Fourth, ultrarunning gets a ton of help from general time spent on your feet. While we are just getting back into ultras, Allison and I never stopped doing 10+ mile hikes frequently. I’ve been clocking a 15k step average for a long time. I think this is responsible for my complete lack of foot problems during training and the race. I can’t remember another ultra I’ve done where I had not even a little blister, sore toe etc.

Fifth, cell phones sure do make ultras a different beast! To put things in perspective, the last time I did an ultra, I had a Moto Q and would never have dreamed of brining it to a race. Now it seems that tapping away on your phone while running is the norm, which I guess shouldn’t surprise me given that it’s the norm everywhere else too. Having access to my entire music library will undoubtedly be awesome (when I actually bring headphones!). On the other hand, I found myself in a late-run leapfrog session with a woman who was listening to music on her phone’s speakers. This mild annoyance turned major when she was joined by another person who was also blaring music from his phone. They happily strolled along together with warring phone tunes (she was listening to countryish stuff while his sounded like death metal). On the up side, this led me to check the tank for the extra gas needed to leave them (and their music) behind. Is this now socially acceptable? It shouldn’t be.

In the end, my finish time was far from anything to brag about: 7:18. I beat my first ultra time (7:31) by a little, but that was the Mountain Mist so that isn’t really saying much. On the other hand, I went from two miles a few times a week to a 50k in four months without an injury. I am happy with that. In a sense, this race was the final training run to get back into ultra shape.

I crossed the finish line and checked my phone to see where Allison was (again, phones make this different!). I had no word from her, so I assumed she was still on the trail. I had barely changed clothes and grabbed a snack when she finished. She’d shaken her GI problems and come back from a pretty big time deficit to finish!

Many thanks to the Kal-Haven race organizers. Everything was very well run, and the overall vibe was super friendly. We’ll definitely be back next year.

Hello, world (again)

I wish I knew the actual number of blogs I have begun over the years. If you added those to the Moleskin journals I have also begun writing in, I am sure I am up to a couple dozen or so. In fact, at some point I started also making it a tradition to start this kind of thing with a preamble like this. So consider that done, I suppose.

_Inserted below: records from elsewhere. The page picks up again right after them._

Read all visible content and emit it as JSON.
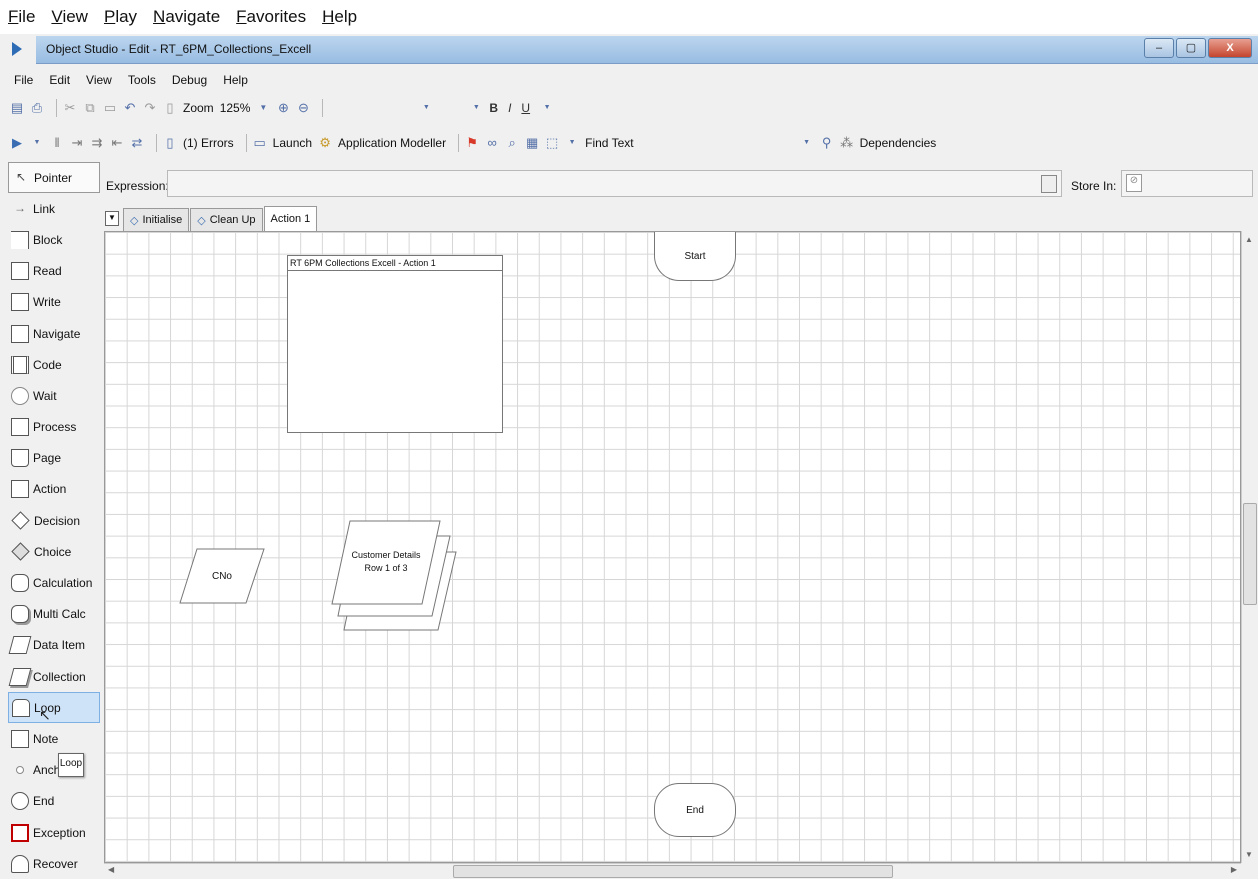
{
  "outer_menu": [
    "File",
    "View",
    "Play",
    "Navigate",
    "Favorites",
    "Help"
  ],
  "title": "Object Studio - Edit - RT_6PM_Collections_Excell",
  "window_controls": {
    "minimize": "–",
    "maximize": "▢",
    "close": "X"
  },
  "app_menu": [
    "File",
    "Edit",
    "View",
    "Tools",
    "Debug",
    "Help"
  ],
  "toolbar1": {
    "zoom_label": "Zoom",
    "zoom_value": "125%",
    "bold": "B",
    "italic": "I",
    "underline": "U"
  },
  "toolbar2": {
    "errors": "(1) Errors",
    "launch": "Launch",
    "app_modeller": "Application Modeller",
    "find_text": "Find Text",
    "dependencies": "Dependencies"
  },
  "palette": [
    "Pointer",
    "Link",
    "Block",
    "Read",
    "Write",
    "Navigate",
    "Code",
    "Wait",
    "Process",
    "Page",
    "Action",
    "Decision",
    "Choice",
    "Calculation",
    "Multi Calc",
    "Data Item",
    "Collection",
    "Loop",
    "Note",
    "Anchor",
    "End",
    "Exception",
    "Recover"
  ],
  "expression_label": "Expression:",
  "store_in_label": "Store In:",
  "tabs": [
    "Initialise",
    "Clean Up",
    "Action 1"
  ],
  "canvas": {
    "start_label": "Start",
    "end_label": "End",
    "page_description": "RT 6PM Collections Excell - Action 1",
    "data_item_label": "CNo",
    "collection_name": "Customer Details",
    "collection_row": "Row 1 of 3"
  },
  "tooltip": "Loop",
  "colors": {
    "selection": "#cfe3f8",
    "exception": "#c00000",
    "grid": "#d6d6d6",
    "titlebar": "#98bce2"
  }
}
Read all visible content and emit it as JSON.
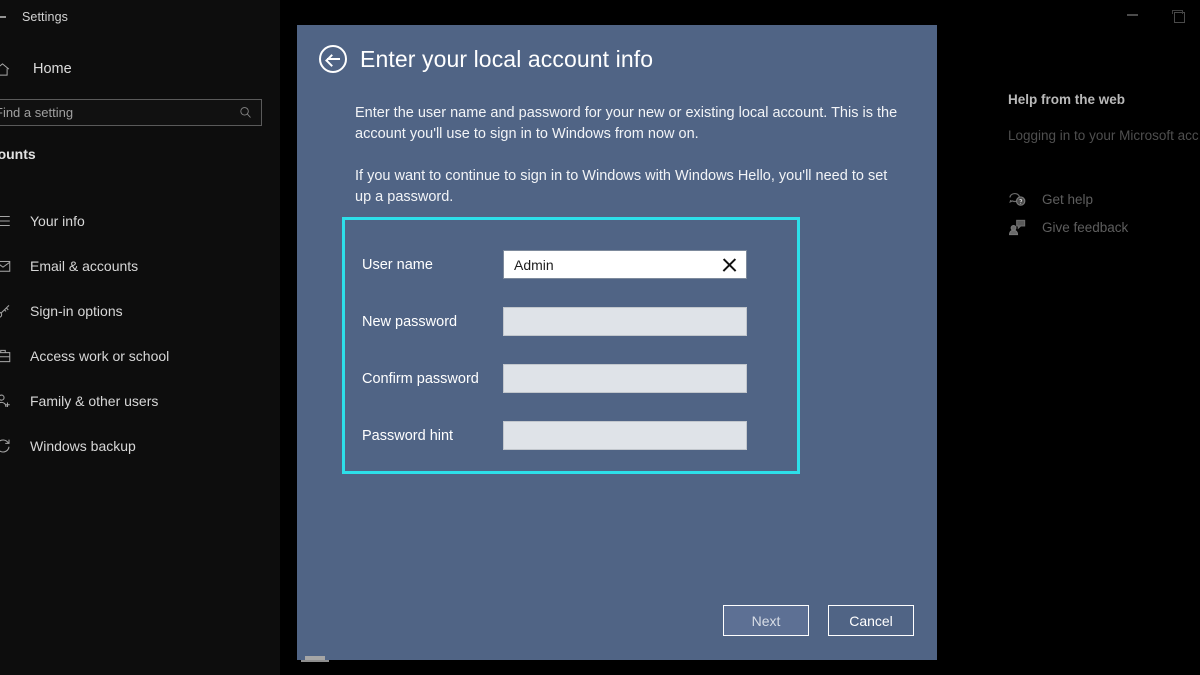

I started running a little more seriously a few months ago. I have never really stopped, but this was the first time in years that I followed a running plan. The goal was to get in shape for the 50k I ran this past weekend. The title of this blog is a (bad) joke made via the title of a Haruki Murakami book about running — he’s a marathoner and one of my favorite authors. In What I talk about when I talk about running he relates that he really doesn’t think about anything while running. I’ve always found this amazing. I think about everything when running, from what I am going to make that evening for dinner to what the characters my book need to do next. I think of running time being similar to how people describe lucid dreaming: my body is occupied and my mind is free to wander around solving problems or mulling ideas or thoughts over. I can kill a ten mile run thinking of nothing but various strategies for packing gear in the van. No joke.

So anyway, sometimes I think things while running that don’t fit into other writing projects, so that’s what this place will be for.